• Task instructions: Your answer should consist of the lines in the data below that contain "shortlisted".

★ ★ ★ ★ ★

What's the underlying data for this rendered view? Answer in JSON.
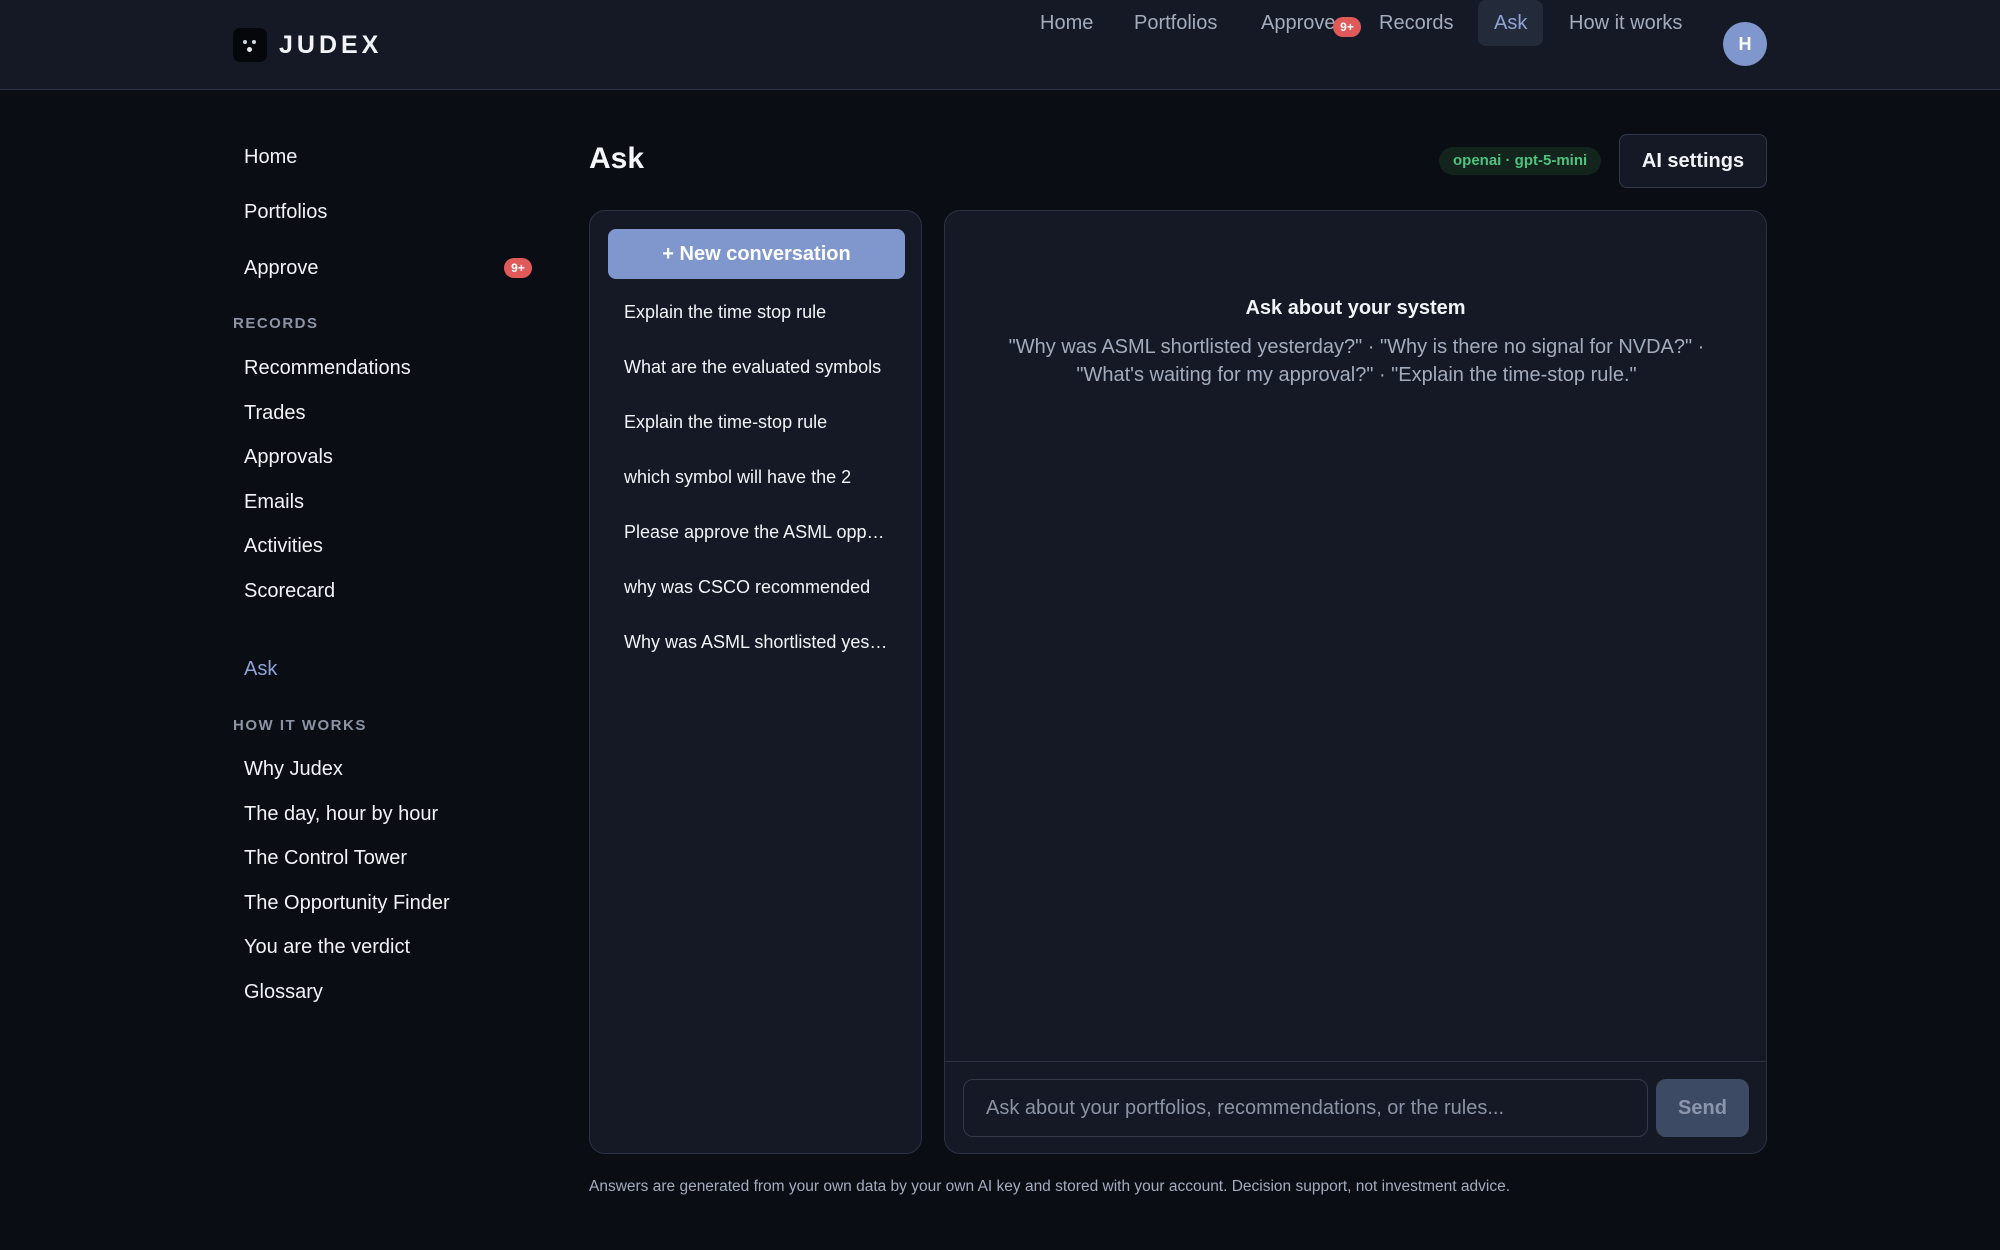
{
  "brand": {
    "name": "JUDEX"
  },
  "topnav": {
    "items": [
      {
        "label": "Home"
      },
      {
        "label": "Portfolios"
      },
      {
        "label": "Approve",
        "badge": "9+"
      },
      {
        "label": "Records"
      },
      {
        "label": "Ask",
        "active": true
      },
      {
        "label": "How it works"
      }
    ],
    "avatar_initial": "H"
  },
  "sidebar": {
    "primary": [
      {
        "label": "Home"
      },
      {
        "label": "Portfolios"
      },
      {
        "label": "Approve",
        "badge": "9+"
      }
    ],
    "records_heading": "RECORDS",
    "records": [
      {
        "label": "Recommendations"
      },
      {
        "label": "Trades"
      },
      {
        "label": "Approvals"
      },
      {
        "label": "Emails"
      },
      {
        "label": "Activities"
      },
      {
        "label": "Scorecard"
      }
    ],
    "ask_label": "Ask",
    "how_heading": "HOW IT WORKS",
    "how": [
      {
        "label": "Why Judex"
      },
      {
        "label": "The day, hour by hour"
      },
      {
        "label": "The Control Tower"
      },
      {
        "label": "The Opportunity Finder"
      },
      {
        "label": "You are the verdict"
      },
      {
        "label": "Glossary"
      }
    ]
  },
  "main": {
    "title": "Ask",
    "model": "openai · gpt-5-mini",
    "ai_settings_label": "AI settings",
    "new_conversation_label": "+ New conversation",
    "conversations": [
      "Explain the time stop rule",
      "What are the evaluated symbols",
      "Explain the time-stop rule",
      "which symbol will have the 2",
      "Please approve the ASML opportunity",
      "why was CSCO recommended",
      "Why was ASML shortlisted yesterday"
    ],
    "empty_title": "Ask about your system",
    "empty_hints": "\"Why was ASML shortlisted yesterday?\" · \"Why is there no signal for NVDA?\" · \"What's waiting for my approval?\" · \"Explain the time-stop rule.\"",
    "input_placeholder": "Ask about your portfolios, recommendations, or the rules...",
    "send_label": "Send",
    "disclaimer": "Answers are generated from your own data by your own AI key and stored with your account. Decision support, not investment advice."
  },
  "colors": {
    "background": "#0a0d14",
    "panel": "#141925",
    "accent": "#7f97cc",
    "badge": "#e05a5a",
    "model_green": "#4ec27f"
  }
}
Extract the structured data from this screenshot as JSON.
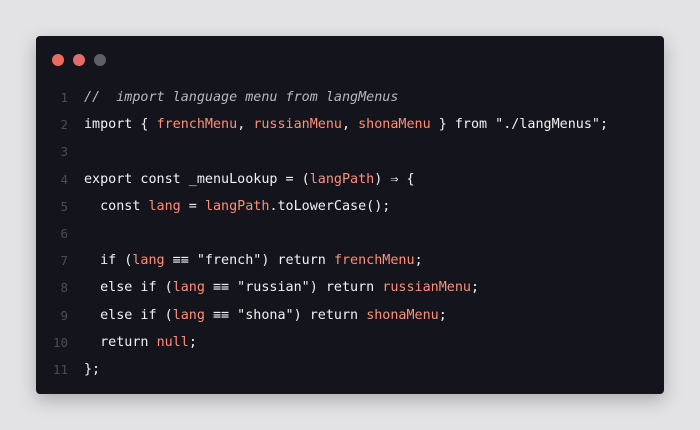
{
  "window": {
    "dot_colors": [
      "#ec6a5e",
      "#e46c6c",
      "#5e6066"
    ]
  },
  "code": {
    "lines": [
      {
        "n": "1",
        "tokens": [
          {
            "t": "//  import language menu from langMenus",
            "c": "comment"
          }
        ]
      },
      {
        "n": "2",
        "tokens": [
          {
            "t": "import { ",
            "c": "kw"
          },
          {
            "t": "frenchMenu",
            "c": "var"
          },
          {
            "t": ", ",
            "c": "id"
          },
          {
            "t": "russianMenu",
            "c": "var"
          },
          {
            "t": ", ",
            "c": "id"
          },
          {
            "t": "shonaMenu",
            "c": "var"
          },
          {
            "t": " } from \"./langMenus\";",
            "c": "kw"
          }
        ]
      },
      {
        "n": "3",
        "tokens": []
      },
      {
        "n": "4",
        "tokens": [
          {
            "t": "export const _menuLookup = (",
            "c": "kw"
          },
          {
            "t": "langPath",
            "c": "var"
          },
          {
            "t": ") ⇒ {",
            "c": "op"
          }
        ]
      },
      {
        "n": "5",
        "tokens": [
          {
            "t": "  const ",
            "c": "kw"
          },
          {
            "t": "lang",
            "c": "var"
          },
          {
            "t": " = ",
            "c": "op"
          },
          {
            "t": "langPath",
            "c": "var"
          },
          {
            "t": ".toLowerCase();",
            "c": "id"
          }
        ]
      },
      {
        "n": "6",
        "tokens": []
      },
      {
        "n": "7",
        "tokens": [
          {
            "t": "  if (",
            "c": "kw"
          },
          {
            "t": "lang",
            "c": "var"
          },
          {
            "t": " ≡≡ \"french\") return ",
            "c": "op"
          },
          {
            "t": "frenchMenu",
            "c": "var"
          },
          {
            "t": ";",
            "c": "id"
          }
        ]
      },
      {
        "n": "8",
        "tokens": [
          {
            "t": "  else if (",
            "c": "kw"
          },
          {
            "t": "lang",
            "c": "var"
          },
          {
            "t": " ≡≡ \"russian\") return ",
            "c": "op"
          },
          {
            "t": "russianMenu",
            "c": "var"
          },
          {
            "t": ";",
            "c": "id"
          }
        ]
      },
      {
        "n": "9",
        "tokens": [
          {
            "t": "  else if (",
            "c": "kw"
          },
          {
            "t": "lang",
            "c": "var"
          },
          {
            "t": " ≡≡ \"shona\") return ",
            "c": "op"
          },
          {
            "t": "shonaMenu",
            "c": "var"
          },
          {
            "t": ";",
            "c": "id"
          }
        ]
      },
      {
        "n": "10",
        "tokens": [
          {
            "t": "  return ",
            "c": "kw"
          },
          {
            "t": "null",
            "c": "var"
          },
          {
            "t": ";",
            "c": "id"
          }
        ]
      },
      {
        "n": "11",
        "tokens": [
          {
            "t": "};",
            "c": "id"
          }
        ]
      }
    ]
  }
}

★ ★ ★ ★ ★

• Response:
      "Why was ASML shortlisted yesterday"
    "empty_hints": "\"Why was ASML shortlisted yesterday?\" · \"Why is there no signal for NVDA?\" · \"What's waiting for my approval?\" · \"Explain the time-stop rule.\"",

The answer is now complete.